Every line containing "title" should be copied out. Go through the entries and find them.
##### Material provided #####
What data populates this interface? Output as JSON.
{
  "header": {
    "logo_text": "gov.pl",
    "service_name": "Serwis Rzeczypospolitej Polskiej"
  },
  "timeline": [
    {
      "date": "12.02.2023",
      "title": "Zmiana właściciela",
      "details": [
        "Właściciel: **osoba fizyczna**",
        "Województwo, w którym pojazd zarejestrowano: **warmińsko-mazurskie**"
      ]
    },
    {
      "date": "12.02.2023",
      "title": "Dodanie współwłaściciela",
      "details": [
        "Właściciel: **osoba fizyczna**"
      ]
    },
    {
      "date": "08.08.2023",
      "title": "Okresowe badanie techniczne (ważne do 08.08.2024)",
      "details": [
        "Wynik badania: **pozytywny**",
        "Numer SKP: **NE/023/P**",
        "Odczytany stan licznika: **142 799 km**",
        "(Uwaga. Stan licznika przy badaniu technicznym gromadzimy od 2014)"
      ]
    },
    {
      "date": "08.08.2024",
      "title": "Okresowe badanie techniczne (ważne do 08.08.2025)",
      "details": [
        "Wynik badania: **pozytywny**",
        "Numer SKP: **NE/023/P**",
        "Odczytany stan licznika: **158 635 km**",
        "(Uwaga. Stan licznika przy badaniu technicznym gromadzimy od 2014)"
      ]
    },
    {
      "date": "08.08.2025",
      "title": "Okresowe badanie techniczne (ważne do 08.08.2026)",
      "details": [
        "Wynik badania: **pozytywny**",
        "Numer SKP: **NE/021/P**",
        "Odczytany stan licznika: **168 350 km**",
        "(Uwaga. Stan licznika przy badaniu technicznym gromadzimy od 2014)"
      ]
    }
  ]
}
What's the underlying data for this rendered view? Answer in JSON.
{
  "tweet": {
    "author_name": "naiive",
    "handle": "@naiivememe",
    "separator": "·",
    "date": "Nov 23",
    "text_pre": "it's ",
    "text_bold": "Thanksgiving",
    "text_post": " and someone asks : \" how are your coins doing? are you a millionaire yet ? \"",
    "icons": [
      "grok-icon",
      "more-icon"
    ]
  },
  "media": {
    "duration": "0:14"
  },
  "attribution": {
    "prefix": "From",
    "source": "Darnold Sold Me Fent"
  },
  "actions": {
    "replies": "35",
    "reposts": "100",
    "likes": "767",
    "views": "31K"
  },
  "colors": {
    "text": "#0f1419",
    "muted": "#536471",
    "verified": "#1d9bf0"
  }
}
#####
Result:
      "title": "Zmiana właściciela",
      "title": "Dodanie współwłaściciela",
      "title": "Okresowe badanie techniczne (ważne do 08.08.2024)",
      "title": "Okresowe badanie techniczne (ważne do 08.08.2025)",
      "title": "Okresowe badanie techniczne (ważne do 08.08.2026)",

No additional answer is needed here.